When checking the entries below, count every line with the word "name", then give only that number.

-- DATA LISTING follows --

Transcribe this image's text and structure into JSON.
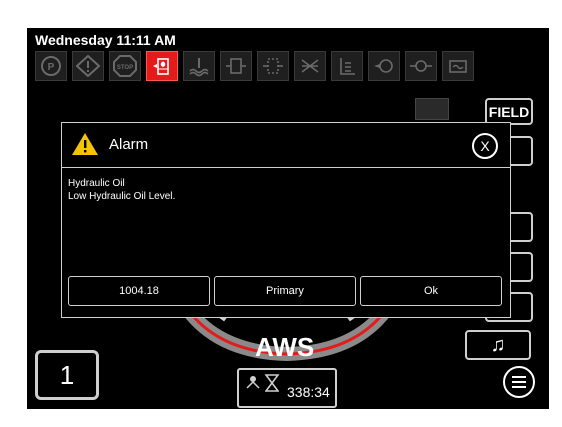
{
  "status_bar": {
    "datetime": "Wednesday 11:11 AM"
  },
  "indicators": [
    {
      "name": "parking-brake-icon",
      "active": false
    },
    {
      "name": "warning-icon",
      "active": false
    },
    {
      "name": "stop-icon",
      "label": "STOP",
      "active": false
    },
    {
      "name": "hydraulic-oil-icon",
      "active": true
    },
    {
      "name": "coolant-level-icon",
      "active": false
    },
    {
      "name": "fuel-filter-icon",
      "active": false
    },
    {
      "name": "hydraulic-filter-icon",
      "active": false
    },
    {
      "name": "air-filter-icon",
      "active": false
    },
    {
      "name": "transmission-oil-icon",
      "active": false
    },
    {
      "name": "oil-pressure-icon",
      "active": false
    },
    {
      "name": "engine-icon",
      "active": false
    },
    {
      "name": "battery-icon",
      "active": false
    }
  ],
  "colors": {
    "alarm_active": "#e31b1b",
    "warning_yellow": "#f5c400",
    "gauge_red": "#e31b1b"
  },
  "main": {
    "field_label": "FIELD",
    "gear_number": "1",
    "mode_label": "AWS",
    "timer_value": "338:34",
    "music_icon": "music-note-icon",
    "menu_icon": "menu-icon"
  },
  "alarm_dialog": {
    "title": "Alarm",
    "close_label": "X",
    "message_line1": "Hydraulic Oil",
    "message_line2": "Low Hydraulic Oil Level.",
    "buttons": [
      {
        "label": "1004.18"
      },
      {
        "label": "Primary"
      },
      {
        "label": "Ok"
      }
    ]
  }
}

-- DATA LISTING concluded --

> WRITTEN ANSWER:
12